“It was another heavy morning, already hot and breathless, but in the wood the air was cooler and smelled agreeably damp. Winnie had been no more than two slow minutes walking timidly under the interlacing branches when she wondered why she had never come here before. “Why, it’s nice!” she thought with great
surprise. For the wood was full of light, entirely different from the light she was used to. It was green and amber and alive, quivering in splotches on the padded ground, fanning into sturdy stripes between the tree trunks. There were little flowers she did not recognize, white and palest blue; and endless, tangled vines; and here and there a fallen log, half-rotted but soft with patches of sweet green-velvet moss. And there were creatures everywhere. The air fairly hummed with their daybreak activity: beetles and birds and squirrels and ants, and countless other things unseen, all gentle and self-absorbed and not in the least
alarming. ” …

“There was a clearing directly in front of her, at the center of which an enormous tree thrust up, its thick roots rumpling the ground ten feet around in every direction. Sitting relaxed with his back against the trunk was a boy, almost a man. And he seemed so glorious to Winnie that she lost her heart at once.
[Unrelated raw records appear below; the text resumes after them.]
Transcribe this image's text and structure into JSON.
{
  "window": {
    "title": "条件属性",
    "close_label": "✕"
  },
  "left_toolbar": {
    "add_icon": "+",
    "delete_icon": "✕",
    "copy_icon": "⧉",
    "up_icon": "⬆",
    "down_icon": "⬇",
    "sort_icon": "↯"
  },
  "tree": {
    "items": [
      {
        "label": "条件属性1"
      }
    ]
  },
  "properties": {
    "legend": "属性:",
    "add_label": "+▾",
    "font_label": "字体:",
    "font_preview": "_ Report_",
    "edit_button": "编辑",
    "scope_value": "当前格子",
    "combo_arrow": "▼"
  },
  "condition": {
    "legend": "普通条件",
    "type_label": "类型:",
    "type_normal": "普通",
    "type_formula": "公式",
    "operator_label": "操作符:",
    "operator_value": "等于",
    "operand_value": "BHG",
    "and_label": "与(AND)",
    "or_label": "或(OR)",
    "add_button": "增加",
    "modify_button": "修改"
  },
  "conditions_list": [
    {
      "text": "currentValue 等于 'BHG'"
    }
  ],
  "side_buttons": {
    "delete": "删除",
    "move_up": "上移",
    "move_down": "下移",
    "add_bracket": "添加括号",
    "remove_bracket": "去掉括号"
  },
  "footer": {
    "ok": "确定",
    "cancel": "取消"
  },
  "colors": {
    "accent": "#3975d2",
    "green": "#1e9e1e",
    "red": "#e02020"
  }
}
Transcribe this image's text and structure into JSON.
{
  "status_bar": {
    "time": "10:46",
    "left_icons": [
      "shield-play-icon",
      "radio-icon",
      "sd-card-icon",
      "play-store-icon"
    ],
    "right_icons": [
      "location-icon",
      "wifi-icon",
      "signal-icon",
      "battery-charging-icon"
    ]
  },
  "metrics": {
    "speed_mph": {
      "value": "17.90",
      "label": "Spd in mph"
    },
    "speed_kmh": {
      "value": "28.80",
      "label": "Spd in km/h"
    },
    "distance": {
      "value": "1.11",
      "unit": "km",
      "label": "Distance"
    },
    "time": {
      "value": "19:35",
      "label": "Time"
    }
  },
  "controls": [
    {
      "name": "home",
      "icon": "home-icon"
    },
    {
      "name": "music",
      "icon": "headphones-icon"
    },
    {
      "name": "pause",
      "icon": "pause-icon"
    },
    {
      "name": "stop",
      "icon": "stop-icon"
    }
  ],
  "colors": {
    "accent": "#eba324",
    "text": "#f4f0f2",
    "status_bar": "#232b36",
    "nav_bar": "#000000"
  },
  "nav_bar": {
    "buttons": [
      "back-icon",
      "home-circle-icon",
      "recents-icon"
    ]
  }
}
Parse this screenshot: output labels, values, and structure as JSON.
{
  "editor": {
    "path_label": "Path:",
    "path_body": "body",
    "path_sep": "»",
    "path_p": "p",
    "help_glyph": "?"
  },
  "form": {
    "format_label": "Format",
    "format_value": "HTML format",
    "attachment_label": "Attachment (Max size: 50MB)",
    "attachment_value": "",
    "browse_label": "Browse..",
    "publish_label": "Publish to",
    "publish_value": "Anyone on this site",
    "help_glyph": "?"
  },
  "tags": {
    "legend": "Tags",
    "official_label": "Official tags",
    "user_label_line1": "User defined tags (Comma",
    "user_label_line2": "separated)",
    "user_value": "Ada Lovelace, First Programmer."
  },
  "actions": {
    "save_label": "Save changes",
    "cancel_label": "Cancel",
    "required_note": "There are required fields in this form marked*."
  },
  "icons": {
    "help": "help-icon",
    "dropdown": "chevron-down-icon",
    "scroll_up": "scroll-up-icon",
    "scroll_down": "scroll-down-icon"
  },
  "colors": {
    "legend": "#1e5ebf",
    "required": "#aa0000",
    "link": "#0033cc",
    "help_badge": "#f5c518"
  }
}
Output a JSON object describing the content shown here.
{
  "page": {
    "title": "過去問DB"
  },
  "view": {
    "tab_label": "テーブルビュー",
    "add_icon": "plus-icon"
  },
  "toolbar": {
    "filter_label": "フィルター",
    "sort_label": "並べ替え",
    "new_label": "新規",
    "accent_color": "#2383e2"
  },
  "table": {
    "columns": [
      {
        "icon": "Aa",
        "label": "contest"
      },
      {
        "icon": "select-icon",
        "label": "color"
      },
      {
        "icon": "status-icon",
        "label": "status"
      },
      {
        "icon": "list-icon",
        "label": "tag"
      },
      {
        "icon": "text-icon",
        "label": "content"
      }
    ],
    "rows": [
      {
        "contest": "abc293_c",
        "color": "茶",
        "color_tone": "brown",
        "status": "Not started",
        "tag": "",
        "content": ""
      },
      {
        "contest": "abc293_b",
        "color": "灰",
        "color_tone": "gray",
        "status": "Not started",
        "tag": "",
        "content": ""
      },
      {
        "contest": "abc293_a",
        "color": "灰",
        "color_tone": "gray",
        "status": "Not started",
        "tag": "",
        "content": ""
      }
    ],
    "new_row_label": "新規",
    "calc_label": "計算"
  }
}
He was thin and sunburned, this wonderful boy, with a thick mop of curly brown hair, and he wore his battered trousers and loose, grubby shirt with as much self-assurance as if they were silk and satin. A pair of green suspenders, more decorative than useful, gave the finishing touch, for he was shoeless and there was a twig tucked between the toes of one foot. He waved the twig idly as he sat there, his face turned up to gaze at the branches far above him. The golden morning light seemed to glow all around him, while brighter patches fell, now on his lean, brown hands, now on his hair and face, as the leaves stirred over his head. Then he rubbed an ear carelessly, yawned, and stretched. Shifting his position, he turned his attention to a ittle pile of pebbles next to him. As Winnie watched, scarcely breathing, he moved the pile carefully to one side, pebble by pebble. Beneath the pile, the ground was shiny wet. The boy lifted a final stone and Winnie saw a low spurt of water, arching up and returning, like a fountain, into the ground. He bent and put his lips to the spurt, drinking noiselessly and then he sat up again and drew his shirt sleeve across his mouth. As he did this, he turned his face in her direction—and their eyes met.”